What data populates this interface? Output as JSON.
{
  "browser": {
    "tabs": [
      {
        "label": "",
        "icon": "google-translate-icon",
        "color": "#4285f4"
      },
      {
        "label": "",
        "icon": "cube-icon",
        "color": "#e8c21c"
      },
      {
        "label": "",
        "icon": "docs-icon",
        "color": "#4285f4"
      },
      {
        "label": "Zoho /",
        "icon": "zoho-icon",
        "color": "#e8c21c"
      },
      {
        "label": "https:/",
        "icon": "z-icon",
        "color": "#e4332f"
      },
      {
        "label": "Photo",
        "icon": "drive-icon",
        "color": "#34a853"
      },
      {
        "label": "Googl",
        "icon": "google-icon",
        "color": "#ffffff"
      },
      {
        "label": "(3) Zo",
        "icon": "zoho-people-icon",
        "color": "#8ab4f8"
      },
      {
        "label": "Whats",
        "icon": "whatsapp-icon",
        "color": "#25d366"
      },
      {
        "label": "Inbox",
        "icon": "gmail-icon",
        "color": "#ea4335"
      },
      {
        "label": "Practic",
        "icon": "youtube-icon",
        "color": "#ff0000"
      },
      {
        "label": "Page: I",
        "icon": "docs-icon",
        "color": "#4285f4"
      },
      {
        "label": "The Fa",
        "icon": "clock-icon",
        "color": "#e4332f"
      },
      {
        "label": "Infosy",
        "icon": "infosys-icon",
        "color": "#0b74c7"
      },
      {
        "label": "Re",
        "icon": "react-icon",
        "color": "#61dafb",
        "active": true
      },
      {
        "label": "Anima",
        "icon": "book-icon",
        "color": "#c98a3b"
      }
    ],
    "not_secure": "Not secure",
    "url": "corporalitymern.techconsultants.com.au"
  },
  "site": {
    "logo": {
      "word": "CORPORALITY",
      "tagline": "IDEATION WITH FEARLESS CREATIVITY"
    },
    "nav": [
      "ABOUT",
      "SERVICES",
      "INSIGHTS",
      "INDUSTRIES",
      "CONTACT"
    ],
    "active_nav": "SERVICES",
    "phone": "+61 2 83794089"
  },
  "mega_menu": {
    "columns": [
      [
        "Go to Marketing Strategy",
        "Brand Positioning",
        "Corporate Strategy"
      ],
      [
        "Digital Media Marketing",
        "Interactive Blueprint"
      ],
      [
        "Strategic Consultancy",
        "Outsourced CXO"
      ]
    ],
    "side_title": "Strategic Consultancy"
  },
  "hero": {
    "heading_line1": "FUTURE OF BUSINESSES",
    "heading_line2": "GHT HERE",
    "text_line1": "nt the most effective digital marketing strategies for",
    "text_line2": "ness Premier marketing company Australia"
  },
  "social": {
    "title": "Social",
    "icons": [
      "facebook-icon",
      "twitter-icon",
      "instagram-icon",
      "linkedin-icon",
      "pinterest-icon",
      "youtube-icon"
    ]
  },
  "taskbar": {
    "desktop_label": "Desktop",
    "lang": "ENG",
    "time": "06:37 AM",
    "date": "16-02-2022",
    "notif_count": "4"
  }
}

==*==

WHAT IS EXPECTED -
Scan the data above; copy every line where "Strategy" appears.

WRITTEN RESPONSE -
        "Go to Marketing Strategy",
        "Corporate Strategy"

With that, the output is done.